EXERCISE REQUIREMENTS: Each entry is to be retyped without alteration, and no picture is to be included.

-------- SOURCE DATA

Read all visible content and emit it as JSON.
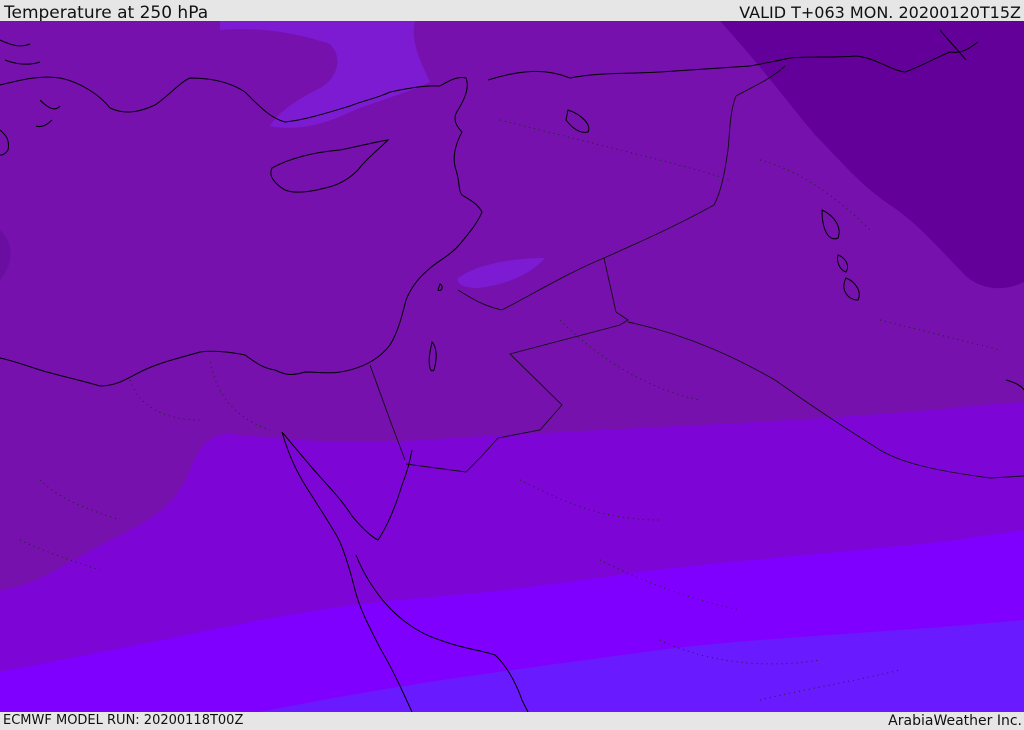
{
  "header": {
    "title": "Temperature at 250 hPa",
    "valid": "VALID T+063 MON. 20200120T15Z"
  },
  "footer": {
    "model_run": "ECMWF MODEL RUN: 20200118T00Z",
    "credit": "ArabiaWeather Inc."
  },
  "map": {
    "field": "temperature",
    "level": "250 hPa",
    "colors": {
      "coldest": "#64009a",
      "very_cold": "#6d10a6",
      "cold": "#7611ad",
      "cool": "#7d06d6",
      "mild": "#8000ff",
      "warmest": "#6a1aff",
      "accent_patch": "#7d1bd2",
      "coastline": "#000000",
      "borders": "#222222"
    }
  }
}
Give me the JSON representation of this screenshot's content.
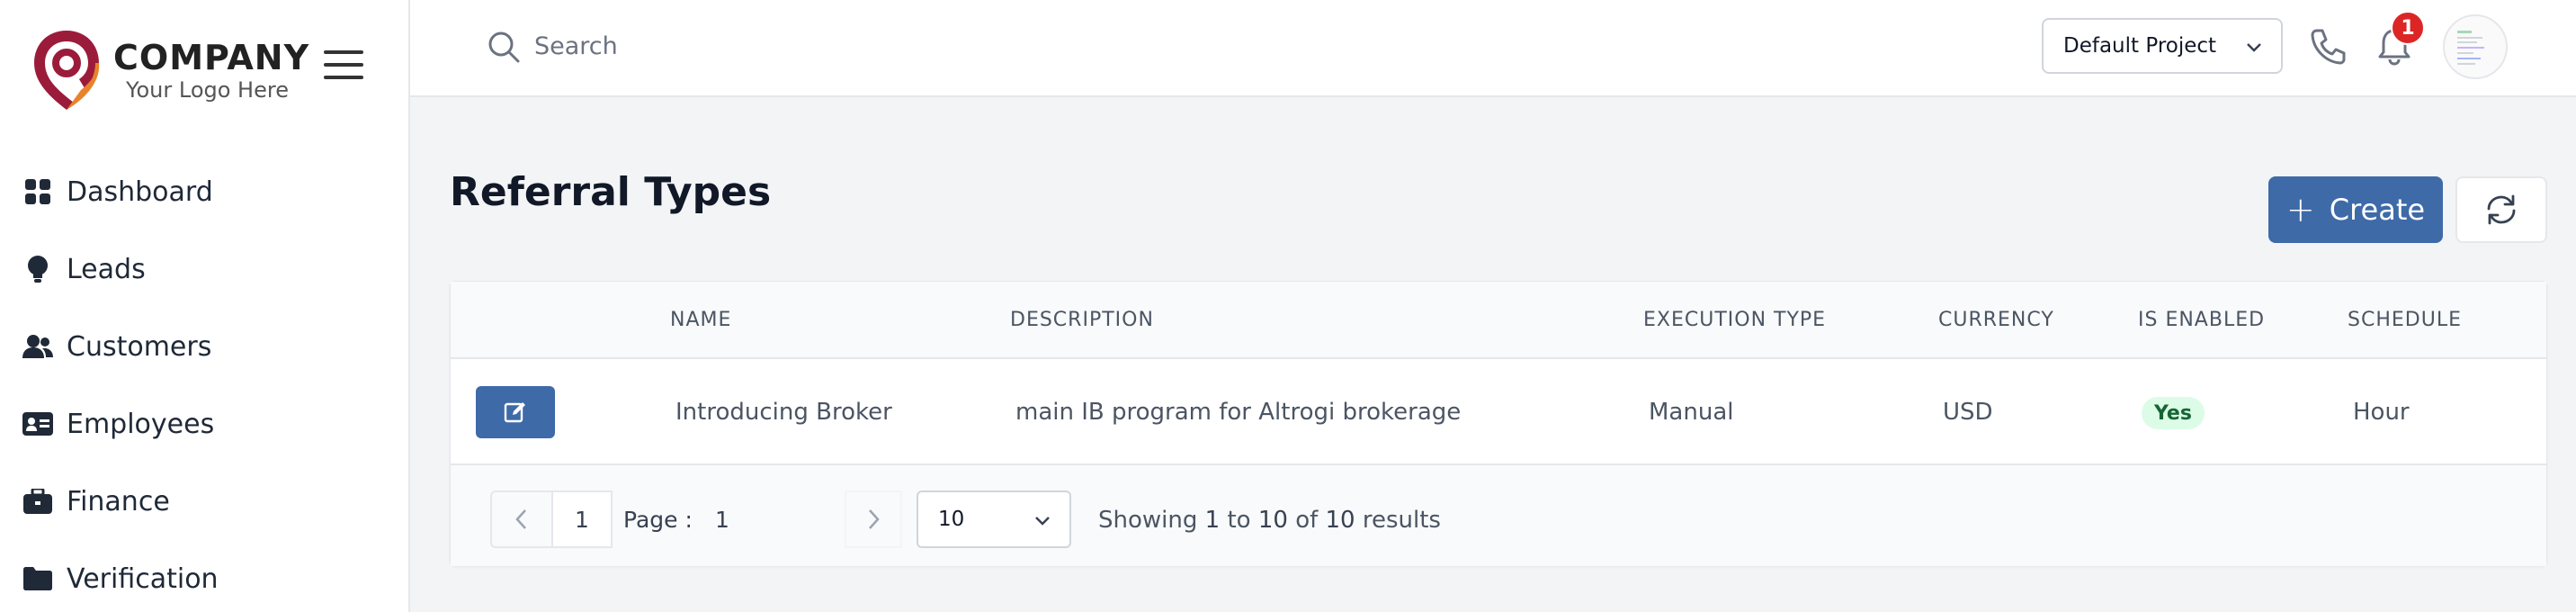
{
  "brand": {
    "company": "COMPANY",
    "tagline": "Your Logo Here",
    "colors": {
      "primary": "#3e6aa8",
      "logo_red": "#9b1c3a",
      "logo_orange": "#e8832a"
    }
  },
  "sidebar": {
    "items": [
      {
        "label": "Dashboard",
        "icon": "grid-icon"
      },
      {
        "label": "Leads",
        "icon": "lightbulb-icon"
      },
      {
        "label": "Customers",
        "icon": "users-icon"
      },
      {
        "label": "Employees",
        "icon": "id-card-icon"
      },
      {
        "label": "Finance",
        "icon": "briefcase-icon"
      },
      {
        "label": "Verification",
        "icon": "folder-icon"
      }
    ]
  },
  "header": {
    "search_placeholder": "Search",
    "project": "Default Project",
    "notification_count": "1"
  },
  "main": {
    "title": "Referral Types",
    "create_label": "Create",
    "table": {
      "columns": [
        "NAME",
        "DESCRIPTION",
        "EXECUTION TYPE",
        "CURRENCY",
        "IS ENABLED",
        "SCHEDULE"
      ],
      "rows": [
        {
          "name": "Introducing Broker",
          "description": "main IB program for Altrogi brokerage",
          "execution_type": "Manual",
          "currency": "USD",
          "is_enabled": "Yes",
          "schedule": "Hour"
        }
      ]
    },
    "pagination": {
      "page_button": "1",
      "page_label": "Page :",
      "current_page": "1",
      "page_size": "10",
      "showing_prefix": "Showing",
      "from": "1",
      "to_word": "to",
      "to": "10",
      "of_word": "of",
      "total": "10",
      "results_word": "results"
    }
  }
}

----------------

EXERCISE SOLUTION:
Read all visible content and emit it as JSON.
{
  "header": {
    "title": "Temperature at 250 hPa",
    "valid": "VALID T+063 MON. 20200120T15Z"
  },
  "footer": {
    "model_run": "ECMWF MODEL RUN: 20200118T00Z",
    "credit": "ArabiaWeather Inc."
  },
  "map": {
    "field": "temperature",
    "level": "250 hPa",
    "colors": {
      "coldest": "#64009a",
      "very_cold": "#6d10a6",
      "cold": "#7611ad",
      "cool": "#7d06d6",
      "mild": "#8000ff",
      "warmest": "#6a1aff",
      "accent_patch": "#7d1bd2",
      "coastline": "#000000",
      "borders": "#222222"
    }
  }
}
Give me the JSON representation of this screenshot's content.
{
  "brand": {
    "company": "COMPANY",
    "tagline": "Your Logo Here",
    "colors": {
      "primary": "#3e6aa8",
      "logo_red": "#9b1c3a",
      "logo_orange": "#e8832a"
    }
  },
  "sidebar": {
    "items": [
      {
        "label": "Dashboard",
        "icon": "grid-icon"
      },
      {
        "label": "Leads",
        "icon": "lightbulb-icon"
      },
      {
        "label": "Customers",
        "icon": "users-icon"
      },
      {
        "label": "Employees",
        "icon": "id-card-icon"
      },
      {
        "label": "Finance",
        "icon": "briefcase-icon"
      },
      {
        "label": "Verification",
        "icon": "folder-icon"
      }
    ]
  },
  "header": {
    "search_placeholder": "Search",
    "project": "Default Project",
    "notification_count": "1"
  },
  "main": {
    "title": "Referral Types",
    "create_label": "Create",
    "table": {
      "columns": [
        "NAME",
        "DESCRIPTION",
        "EXECUTION TYPE",
        "CURRENCY",
        "IS ENABLED",
        "SCHEDULE"
      ],
      "rows": [
        {
          "name": "Introducing Broker",
          "description": "main IB program for Altrogi brokerage",
          "execution_type": "Manual",
          "currency": "USD",
          "is_enabled": "Yes",
          "schedule": "Hour"
        }
      ]
    },
    "pagination": {
      "page_button": "1",
      "page_label": "Page :",
      "current_page": "1",
      "page_size": "10",
      "showing_prefix": "Showing",
      "from": "1",
      "to_word": "to",
      "to": "10",
      "of_word": "of",
      "total": "10",
      "results_word": "results"
    }
  }
}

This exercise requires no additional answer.